Because children do not regularly monitor their credit or attempt to open new lines of credit, they may not realize that their identity has been compromised until years after the fact. Here are a few warning signs that could indicate your child is a victim of ID theft:

  • He or she receives pre-approved credit card offers through the mail.
  • He or she gets a notice from the IRS stating that his/her SSN was used on another tax return.
  • He or she receives unexpected bills or statements in the mail.

If you suspect that your child could be a victim, you should act as quickly as possible to begin resolving the situation. Here are the steps you should take to help a child ID theft victim:

  • Contact each of the three national credit bureaus and inform them of the situation.

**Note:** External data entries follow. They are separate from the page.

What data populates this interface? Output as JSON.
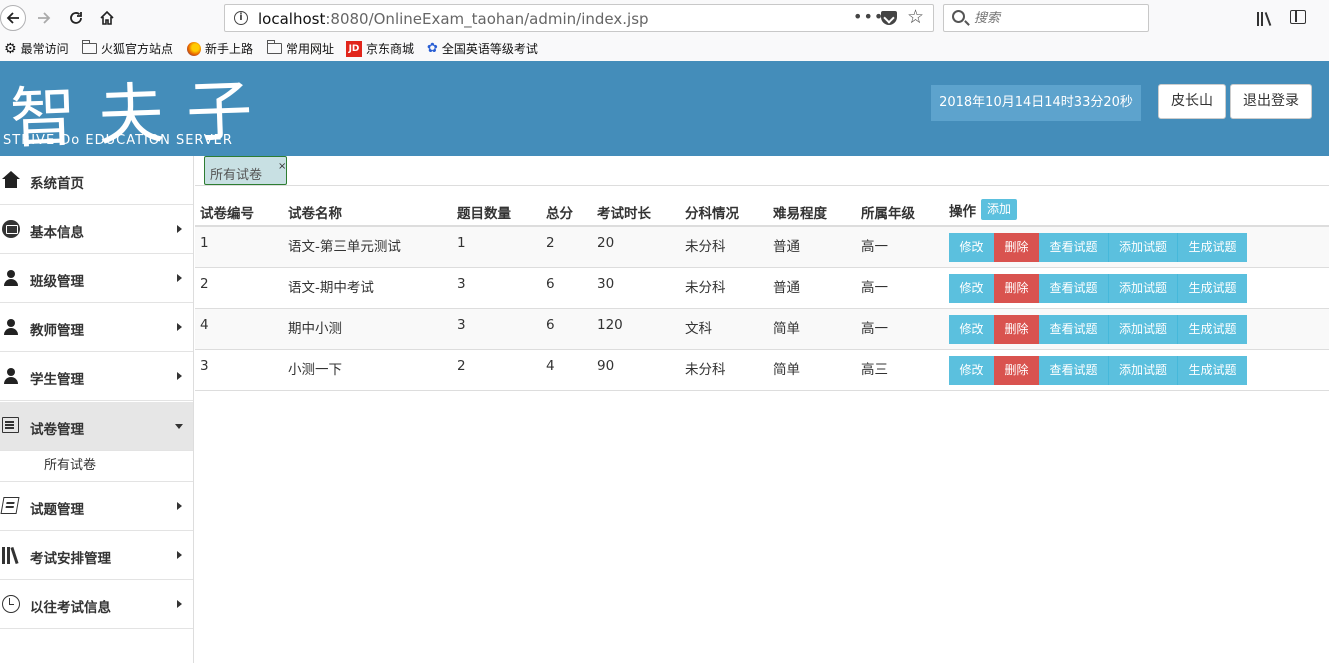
{
  "browser": {
    "url_host": "localhost",
    "url_path": ":8080/OnlineExam_taohan/admin/index.jsp",
    "url_more": "•••",
    "search_placeholder": "搜索",
    "bookmarks": [
      {
        "label": "最常访问",
        "icon": "gear-icon"
      },
      {
        "label": "火狐官方站点",
        "icon": "folder-icon"
      },
      {
        "label": "新手上路",
        "icon": "firefox-icon"
      },
      {
        "label": "常用网址",
        "icon": "folder-icon"
      },
      {
        "label": "京东商城",
        "icon": "jd-icon",
        "icon_text": "JD"
      },
      {
        "label": "全国英语等级考试",
        "icon": "paw-icon"
      }
    ]
  },
  "header": {
    "logo_title": "智夫子",
    "logo_subtitle": "STRIVE Do EDUCATION SERVER",
    "clock": "2018年10月14日14时33分20秒",
    "user_label": "皮长山",
    "logout_label": "退出登录",
    "bg_color": "#448dba"
  },
  "sidebar": {
    "items": [
      {
        "label": "系统首页",
        "icon": "home-icon",
        "has_arrow": false
      },
      {
        "label": "基本信息",
        "icon": "info-card-icon",
        "has_arrow": true
      },
      {
        "label": "班级管理",
        "icon": "user-icon",
        "has_arrow": true
      },
      {
        "label": "教师管理",
        "icon": "user-icon",
        "has_arrow": true
      },
      {
        "label": "学生管理",
        "icon": "user-icon",
        "has_arrow": true
      },
      {
        "label": "试卷管理",
        "icon": "document-icon",
        "has_arrow": true,
        "expanded": true
      },
      {
        "label": "试题管理",
        "icon": "book-icon",
        "has_arrow": true
      },
      {
        "label": "考试安排管理",
        "icon": "books-icon",
        "has_arrow": true
      },
      {
        "label": "以往考试信息",
        "icon": "clock-icon",
        "has_arrow": true
      }
    ],
    "sub_items": [
      {
        "label": "所有试卷"
      }
    ]
  },
  "tabs": [
    {
      "label": "所有试卷",
      "close": "×"
    }
  ],
  "table": {
    "headers": [
      "试卷编号",
      "试卷名称",
      "题目数量",
      "总分",
      "考试时长",
      "分科情况",
      "难易程度",
      "所属年级",
      "操作"
    ],
    "add_label": "添加",
    "actions": [
      "修改",
      "删除",
      "查看试题",
      "添加试题",
      "生成试题"
    ],
    "rows": [
      [
        "1",
        "语文-第三单元测试",
        "1",
        "2",
        "20",
        "未分科",
        "普通",
        "高一"
      ],
      [
        "2",
        "语文-期中考试",
        "3",
        "6",
        "30",
        "未分科",
        "普通",
        "高一"
      ],
      [
        "4",
        "期中小测",
        "3",
        "6",
        "120",
        "文科",
        "简单",
        "高一"
      ],
      [
        "3",
        "小测一下",
        "2",
        "4",
        "90",
        "未分科",
        "简单",
        "高三"
      ]
    ]
  },
  "colors": {
    "info": "#5bc0de",
    "danger": "#d9534f",
    "tab_bg": "#c8e0e3"
  }
}
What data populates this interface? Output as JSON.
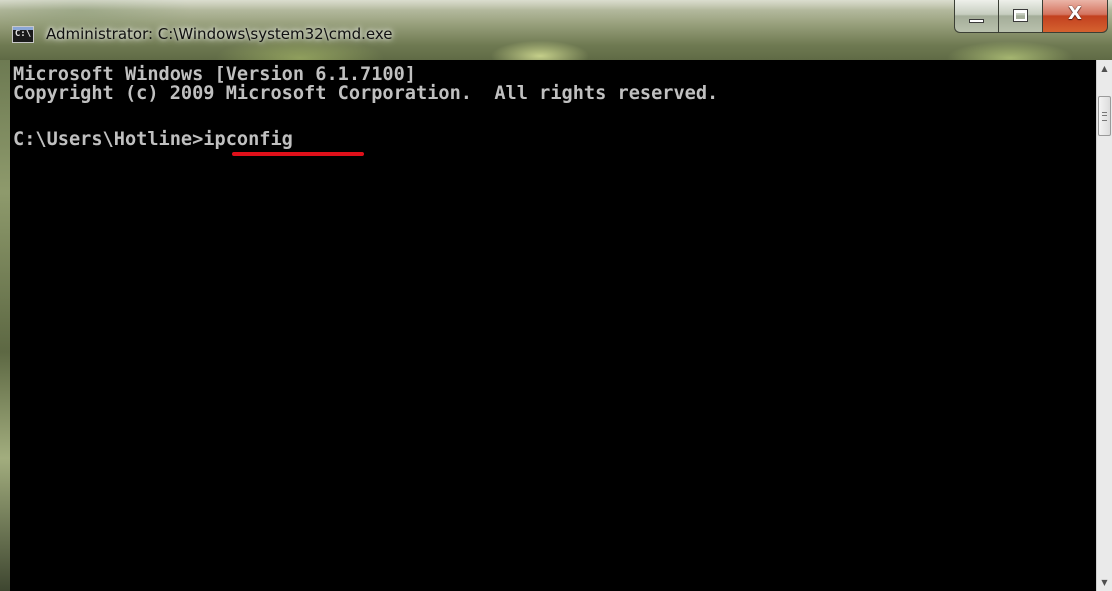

Ask them to remove any accounts or collection notices under the child’s name.
  • Place an initial fraud alert with one of the bureaus (each bureau is required to notify the other two).
  • Place a credit freeze on your child’s account.
  • Contact the FTC (Federal Trade Commission) to report the incident.
  • Follow up with any bank, creditors or businesses where the information was used fraudulently.

 

Child identity theft protection

Fortunately, there are a few ways you can help protect your child’s identity from being compromised. Some proivders offer identity theft protection services for minors, such as LifeLock Junior™. These services include proactive features, such as credit file verification and black market website surveillance. In addition to the help of an identity theft protection company, there are a few precautions you can take on your own. The most important thing you can do is be cautious about who you share your child’s personal information with. Disclose his or her personal information only when it is absolutely necessary.